*RECORDS SHOWN*.
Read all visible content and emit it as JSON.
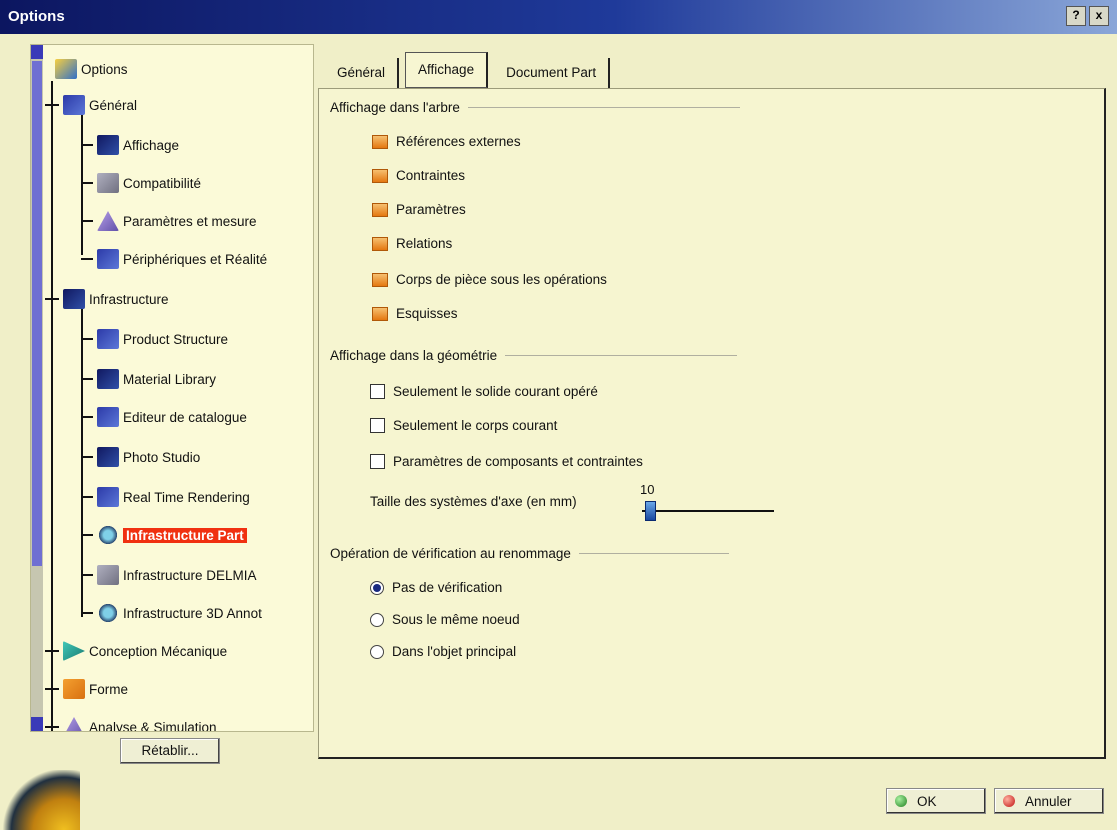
{
  "window": {
    "title": "Options",
    "help": "?",
    "close": "x"
  },
  "tree": {
    "root": "Options",
    "items": [
      "Général",
      "Affichage",
      "Compatibilité",
      "Paramètres et mesure",
      "Périphériques et Réalité",
      "Infrastructure",
      "Product Structure",
      "Material Library",
      "Editeur de catalogue",
      "Photo Studio",
      "Real Time Rendering",
      "Infrastructure Part",
      "Infrastructure DELMIA",
      "Infrastructure 3D Annot",
      "Conception Mécanique",
      "Forme",
      "Analyse & Simulation"
    ],
    "restore_label": "Rétablir..."
  },
  "tabs": [
    "Général",
    "Affichage",
    "Document Part"
  ],
  "sections": {
    "tree_display": {
      "title": "Affichage dans l'arbre",
      "items": [
        "Références externes",
        "Contraintes",
        "Paramètres",
        "Relations",
        "Corps de pièce sous les opérations",
        "Esquisses"
      ]
    },
    "geometry_display": {
      "title": "Affichage dans la géométrie",
      "items": [
        "Seulement le solide courant opéré",
        "Seulement le corps courant",
        "Paramètres de composants et contraintes"
      ],
      "slider_label": "Taille des systèmes d'axe (en mm)",
      "slider_value": "10"
    },
    "rename_check": {
      "title": "Opération de vérification au renommage",
      "options": [
        "Pas de vérification",
        "Sous le même noeud",
        "Dans l'objet principal"
      ],
      "selected": 0
    }
  },
  "buttons": {
    "ok": "OK",
    "cancel": "Annuler"
  },
  "colors": {
    "background": "#f0efc8",
    "highlight": "#f03010",
    "title_bar": "#0c1660"
  }
}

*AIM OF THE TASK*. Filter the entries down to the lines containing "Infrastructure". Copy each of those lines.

*EXERCISE SOLUTION*.
      "Infrastructure",
      "Infrastructure Part",
      "Infrastructure DELMIA",
      "Infrastructure 3D Annot",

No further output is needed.